* **Task material**
[Start of section]

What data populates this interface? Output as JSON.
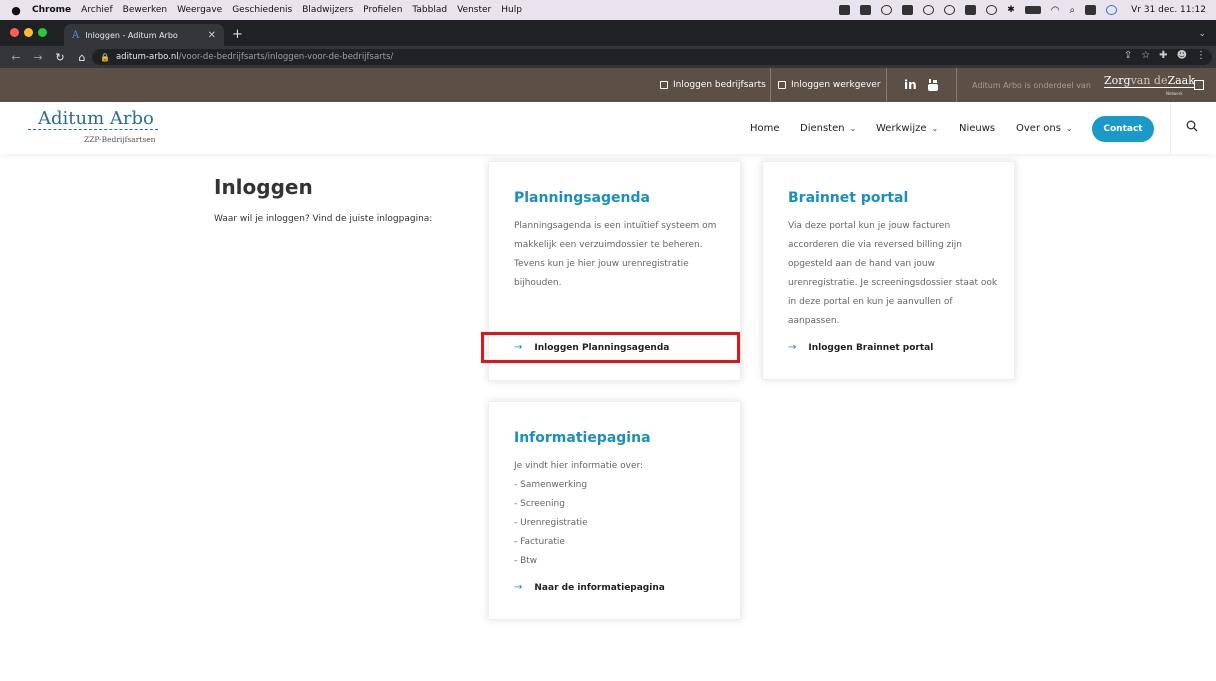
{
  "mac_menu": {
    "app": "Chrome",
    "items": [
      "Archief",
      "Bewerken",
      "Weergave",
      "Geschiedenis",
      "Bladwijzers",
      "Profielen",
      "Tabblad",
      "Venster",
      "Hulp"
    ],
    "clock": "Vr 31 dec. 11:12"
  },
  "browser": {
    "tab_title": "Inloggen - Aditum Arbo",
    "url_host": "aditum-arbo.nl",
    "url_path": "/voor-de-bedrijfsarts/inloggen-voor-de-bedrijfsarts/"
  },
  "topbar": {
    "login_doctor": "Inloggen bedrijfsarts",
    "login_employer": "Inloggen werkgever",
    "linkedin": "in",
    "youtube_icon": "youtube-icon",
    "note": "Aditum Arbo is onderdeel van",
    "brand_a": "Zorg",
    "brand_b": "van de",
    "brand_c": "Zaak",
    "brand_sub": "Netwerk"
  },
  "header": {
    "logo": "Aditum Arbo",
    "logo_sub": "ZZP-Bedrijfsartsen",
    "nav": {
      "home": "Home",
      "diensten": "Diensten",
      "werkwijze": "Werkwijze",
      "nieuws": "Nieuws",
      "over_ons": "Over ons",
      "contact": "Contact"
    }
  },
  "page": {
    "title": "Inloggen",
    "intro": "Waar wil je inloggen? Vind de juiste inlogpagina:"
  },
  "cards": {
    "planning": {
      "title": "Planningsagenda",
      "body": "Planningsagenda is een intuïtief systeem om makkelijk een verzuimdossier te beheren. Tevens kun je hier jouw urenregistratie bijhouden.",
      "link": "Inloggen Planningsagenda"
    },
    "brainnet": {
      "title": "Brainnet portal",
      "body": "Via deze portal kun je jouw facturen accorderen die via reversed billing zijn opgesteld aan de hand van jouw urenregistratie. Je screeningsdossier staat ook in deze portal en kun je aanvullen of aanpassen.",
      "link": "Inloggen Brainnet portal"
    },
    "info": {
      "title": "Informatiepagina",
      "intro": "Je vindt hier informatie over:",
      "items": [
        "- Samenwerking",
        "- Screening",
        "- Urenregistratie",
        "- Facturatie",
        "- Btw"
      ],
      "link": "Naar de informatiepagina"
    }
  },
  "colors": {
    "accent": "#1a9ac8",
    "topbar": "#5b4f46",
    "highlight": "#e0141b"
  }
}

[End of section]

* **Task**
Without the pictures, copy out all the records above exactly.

* **Exercise result**
What data populates this interface? Output as JSON.
{
  "mac_menu": {
    "app": "Chrome",
    "items": [
      "Archief",
      "Bewerken",
      "Weergave",
      "Geschiedenis",
      "Bladwijzers",
      "Profielen",
      "Tabblad",
      "Venster",
      "Hulp"
    ],
    "clock": "Vr 31 dec. 11:12"
  },
  "browser": {
    "tab_title": "Inloggen - Aditum Arbo",
    "url_host": "aditum-arbo.nl",
    "url_path": "/voor-de-bedrijfsarts/inloggen-voor-de-bedrijfsarts/"
  },
  "topbar": {
    "login_doctor": "Inloggen bedrijfsarts",
    "login_employer": "Inloggen werkgever",
    "linkedin": "in",
    "youtube_icon": "youtube-icon",
    "note": "Aditum Arbo is onderdeel van",
    "brand_a": "Zorg",
    "brand_b": "van de",
    "brand_c": "Zaak",
    "brand_sub": "Netwerk"
  },
  "header": {
    "logo": "Aditum Arbo",
    "logo_sub": "ZZP-Bedrijfsartsen",
    "nav": {
      "home": "Home",
      "diensten": "Diensten",
      "werkwijze": "Werkwijze",
      "nieuws": "Nieuws",
      "over_ons": "Over ons",
      "contact": "Contact"
    }
  },
  "page": {
    "title": "Inloggen",
    "intro": "Waar wil je inloggen? Vind de juiste inlogpagina:"
  },
  "cards": {
    "planning": {
      "title": "Planningsagenda",
      "body": "Planningsagenda is een intuïtief systeem om makkelijk een verzuimdossier te beheren. Tevens kun je hier jouw urenregistratie bijhouden.",
      "link": "Inloggen Planningsagenda"
    },
    "brainnet": {
      "title": "Brainnet portal",
      "body": "Via deze portal kun je jouw facturen accorderen die via reversed billing zijn opgesteld aan de hand van jouw urenregistratie. Je screeningsdossier staat ook in deze portal en kun je aanvullen of aanpassen.",
      "link": "Inloggen Brainnet portal"
    },
    "info": {
      "title": "Informatiepagina",
      "intro": "Je vindt hier informatie over:",
      "items": [
        "- Samenwerking",
        "- Screening",
        "- Urenregistratie",
        "- Facturatie",
        "- Btw"
      ],
      "link": "Naar de informatiepagina"
    }
  },
  "colors": {
    "accent": "#1a9ac8",
    "topbar": "#5b4f46",
    "highlight": "#e0141b"
  }
}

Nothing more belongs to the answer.